Also, the witty banter on Twitter between us? So funny. It helps we’re all geeks of one sort or another too.
You do a lot of work with your husband, Ron. What’s the secret of working with your spouse while staying sane? More seriously, how do you make sure the two of you maintain a work-life balance, if such a thing exists?
Ron would say it’s probably headphones.
All kidding aside, I think the biggest difference is that I was used to him being around a lot anyway, because of his former contract work. In talking to many people, they just aren’t used to being around their spouses all week, working or not. Once you get over that hurdle, the rest is not quite as difficult.
Not to say it was easy — we did have to juggle some tasks between us, and figure out how to talk about the work we were doing and be able to offer criticism. There’s a lot of mindfulness in how we speak to each other, and an awareness of who we are, both individually and together.
Sometimes we do tag team some items and he’ll get me to answer some support questions for his free plugins, and there’s a whole conversation we don’t need to have because I’m familiar with it already and I know what to say. Probably a benefit of being married so long and working together.
We did quickly find out our strengths and weaknesses and divided the work accordingly in the beginning. Now that we both work with Copyblogger, a lot of my work doesn’t overlap his, so on really busy days we have to make sure we take those breaks I mentioned above, and also spend some of that time together.
It could be as simple as walking around the block, going to get the mail, or running an errand together and maybe picking up some coffee on the way.
Now we can also take actual days off, instead of being “on” all the time as freelancers. Those days we try and enjoy the family. It’s marvellous.
We’re really lucky.
Finally, which were your top three most worn out tapes for that beautiful beige breadbox of computing the Commodore 64?
Oh, those were the days…patiently waiting for the tape to rewind. And now if a three gig download doesn’t finish in a minute we get cranky.
I admit I had to Google to try and jog my memory a bit, and oh the finds!
Spy vs. Spy — I remembered this one on my own. I spent hours at this, trying not to get blown up and trying to blow the other guy up. And the graphics for them were so similar to the cartoon, I remember thinking it was amazing.
Impossible Mission (omg almost forgot that one!) — a side scroller action packed, avoid-the-shooting-machine-guns game. Tricky!
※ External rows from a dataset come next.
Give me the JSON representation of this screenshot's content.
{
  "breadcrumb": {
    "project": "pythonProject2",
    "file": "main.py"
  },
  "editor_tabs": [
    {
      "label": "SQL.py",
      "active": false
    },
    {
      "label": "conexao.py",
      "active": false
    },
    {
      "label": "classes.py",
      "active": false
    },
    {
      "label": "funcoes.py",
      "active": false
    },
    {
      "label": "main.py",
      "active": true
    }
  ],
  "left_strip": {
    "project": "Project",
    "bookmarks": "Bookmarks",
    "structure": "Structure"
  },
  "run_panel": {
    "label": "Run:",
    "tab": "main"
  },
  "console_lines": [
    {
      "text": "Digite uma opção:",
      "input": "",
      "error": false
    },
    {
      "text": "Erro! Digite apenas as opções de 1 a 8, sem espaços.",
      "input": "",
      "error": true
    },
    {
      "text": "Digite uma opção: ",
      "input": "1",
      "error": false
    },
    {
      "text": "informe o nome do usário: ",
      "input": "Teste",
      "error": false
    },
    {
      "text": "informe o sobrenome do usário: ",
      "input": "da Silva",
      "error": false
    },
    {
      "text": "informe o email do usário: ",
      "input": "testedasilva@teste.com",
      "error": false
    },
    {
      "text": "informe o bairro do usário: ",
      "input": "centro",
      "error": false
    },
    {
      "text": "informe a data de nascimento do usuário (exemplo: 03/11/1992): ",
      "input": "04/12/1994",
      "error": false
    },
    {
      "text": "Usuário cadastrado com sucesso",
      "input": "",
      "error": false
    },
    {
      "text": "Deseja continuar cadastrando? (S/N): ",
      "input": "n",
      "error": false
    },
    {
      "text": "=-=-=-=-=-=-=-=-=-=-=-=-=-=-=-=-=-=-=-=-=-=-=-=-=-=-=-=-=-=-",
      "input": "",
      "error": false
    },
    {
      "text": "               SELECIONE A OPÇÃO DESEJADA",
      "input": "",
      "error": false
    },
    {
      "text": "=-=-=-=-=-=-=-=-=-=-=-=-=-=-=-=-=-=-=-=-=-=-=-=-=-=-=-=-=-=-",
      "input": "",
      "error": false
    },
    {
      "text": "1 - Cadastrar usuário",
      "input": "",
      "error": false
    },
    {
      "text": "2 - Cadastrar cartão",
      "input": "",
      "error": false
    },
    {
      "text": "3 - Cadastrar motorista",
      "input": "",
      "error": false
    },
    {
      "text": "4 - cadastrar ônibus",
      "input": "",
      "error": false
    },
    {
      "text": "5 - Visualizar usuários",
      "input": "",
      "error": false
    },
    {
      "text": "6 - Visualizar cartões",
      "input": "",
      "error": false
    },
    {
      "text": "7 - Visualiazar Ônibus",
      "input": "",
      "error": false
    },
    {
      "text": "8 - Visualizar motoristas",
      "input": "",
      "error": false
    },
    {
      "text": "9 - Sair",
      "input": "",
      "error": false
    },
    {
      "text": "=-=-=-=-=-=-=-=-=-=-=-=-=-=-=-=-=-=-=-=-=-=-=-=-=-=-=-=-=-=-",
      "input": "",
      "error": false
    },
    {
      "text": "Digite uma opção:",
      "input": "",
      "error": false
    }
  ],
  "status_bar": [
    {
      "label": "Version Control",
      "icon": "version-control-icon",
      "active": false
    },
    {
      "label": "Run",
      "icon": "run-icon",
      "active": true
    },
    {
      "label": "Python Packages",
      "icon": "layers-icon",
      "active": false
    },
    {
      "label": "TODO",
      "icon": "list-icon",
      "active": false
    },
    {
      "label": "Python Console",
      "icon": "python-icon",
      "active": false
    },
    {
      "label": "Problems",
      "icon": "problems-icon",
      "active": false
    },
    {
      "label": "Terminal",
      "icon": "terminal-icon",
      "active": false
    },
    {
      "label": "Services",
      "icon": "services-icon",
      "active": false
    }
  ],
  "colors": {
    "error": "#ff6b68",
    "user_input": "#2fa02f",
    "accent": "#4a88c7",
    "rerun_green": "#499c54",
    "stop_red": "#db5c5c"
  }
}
It was so difficult at the time, I can’t remember getting anywhere closer to the end, but I know I got through a few levels.
Little Computer People — I barely remembered it, but I do remember I spent quite a bit of time at it. So funny, because it’s basically a sim game, but very early version. I still play a lot of Sim games, watching people wander around their houses.
It’s funny how my preferences for gaming haven’t changed much, just the hardware and graphics have.
My grandfather introduced me to computers, because he was really into radio and he saw this as an extension of that kind of communication. He’d take me to shareware meetings across town, and that was when I was introduced to the concept of sharing software. Funny, because when I learned WordPress was free and open source, it just made sense to me.
I remember one day I went to my grandparents’ house and Grampy was so excited, he wanted to show me this new computer program. It was for the Commodore, but instead of typing things in to start a program, it was another program to do this for you. And instead of typing you could click images of the programs you had installed. It was going to be huge he said, this type of program could make it easy for everyone to have a computer in their own home.
And just yesterday my granddaughter Izzy was here, using my iPad like a pro. The job she’ll have at my age probably doesn’t exist yet. At some point, I know she’ll learn how to use WordPress.
It’s just in her genes.